What to work on: Which lines of the data below hold "הבחינה"? Copy each of them.

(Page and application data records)

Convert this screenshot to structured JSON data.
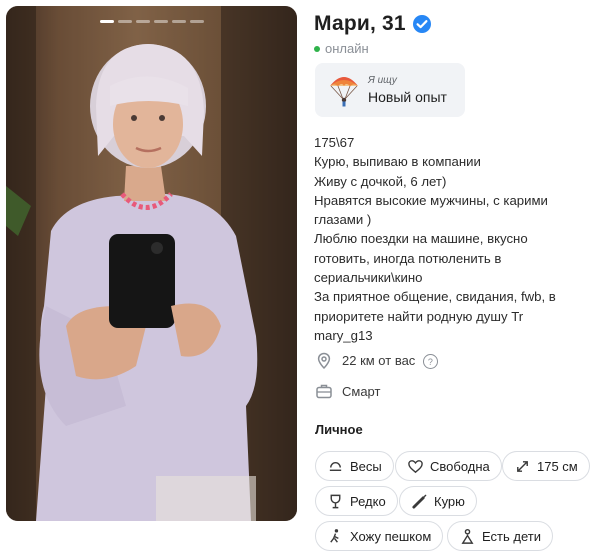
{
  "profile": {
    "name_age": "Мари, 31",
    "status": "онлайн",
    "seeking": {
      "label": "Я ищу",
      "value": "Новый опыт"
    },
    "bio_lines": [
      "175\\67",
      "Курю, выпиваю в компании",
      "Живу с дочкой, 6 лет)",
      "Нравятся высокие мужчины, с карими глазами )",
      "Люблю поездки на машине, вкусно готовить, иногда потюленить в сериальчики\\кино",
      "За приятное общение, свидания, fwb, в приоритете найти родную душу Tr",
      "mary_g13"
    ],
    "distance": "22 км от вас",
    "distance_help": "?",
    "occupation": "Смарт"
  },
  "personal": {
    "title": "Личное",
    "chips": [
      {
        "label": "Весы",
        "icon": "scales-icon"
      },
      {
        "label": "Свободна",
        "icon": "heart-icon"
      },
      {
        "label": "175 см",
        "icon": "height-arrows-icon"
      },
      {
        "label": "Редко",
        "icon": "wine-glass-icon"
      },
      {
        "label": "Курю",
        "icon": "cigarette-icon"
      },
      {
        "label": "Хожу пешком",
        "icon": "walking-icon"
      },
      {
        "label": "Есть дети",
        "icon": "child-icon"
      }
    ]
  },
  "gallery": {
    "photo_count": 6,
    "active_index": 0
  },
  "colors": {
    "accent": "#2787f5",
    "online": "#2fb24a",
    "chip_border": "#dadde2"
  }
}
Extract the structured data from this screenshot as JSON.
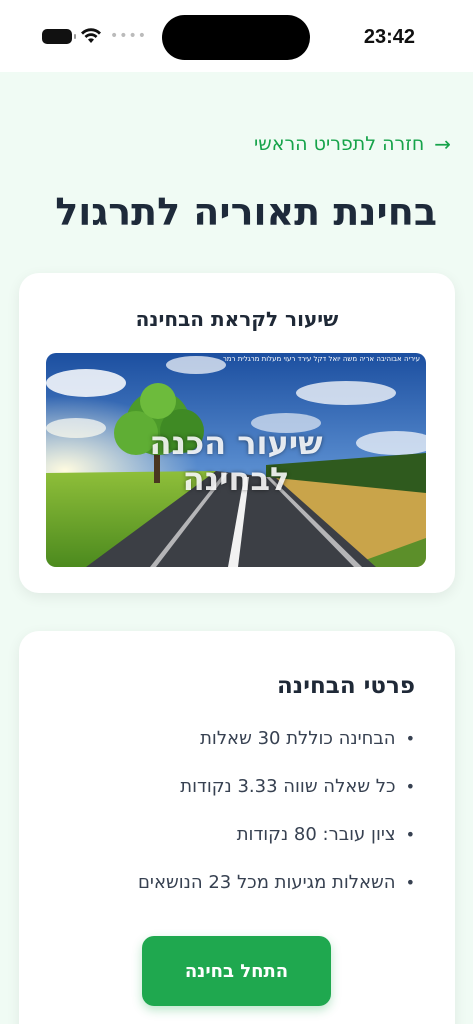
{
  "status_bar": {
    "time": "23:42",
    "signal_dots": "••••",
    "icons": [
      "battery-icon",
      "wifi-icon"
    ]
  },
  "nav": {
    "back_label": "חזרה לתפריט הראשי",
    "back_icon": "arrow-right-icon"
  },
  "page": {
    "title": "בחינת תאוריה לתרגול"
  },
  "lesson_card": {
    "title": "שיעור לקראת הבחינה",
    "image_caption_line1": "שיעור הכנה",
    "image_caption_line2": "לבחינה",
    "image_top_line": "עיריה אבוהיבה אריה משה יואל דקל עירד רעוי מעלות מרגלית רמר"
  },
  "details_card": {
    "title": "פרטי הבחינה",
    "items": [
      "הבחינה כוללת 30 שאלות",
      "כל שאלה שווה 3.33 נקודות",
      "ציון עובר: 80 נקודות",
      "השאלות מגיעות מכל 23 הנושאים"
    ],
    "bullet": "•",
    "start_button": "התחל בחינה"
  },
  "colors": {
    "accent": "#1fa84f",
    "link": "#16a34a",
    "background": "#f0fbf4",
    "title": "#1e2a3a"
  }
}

Task answer:
    "title": "שיעור לקראת הבחינה",
    "title": "פרטי הבחינה",
      "הבחינה כוללת 30 שאלות",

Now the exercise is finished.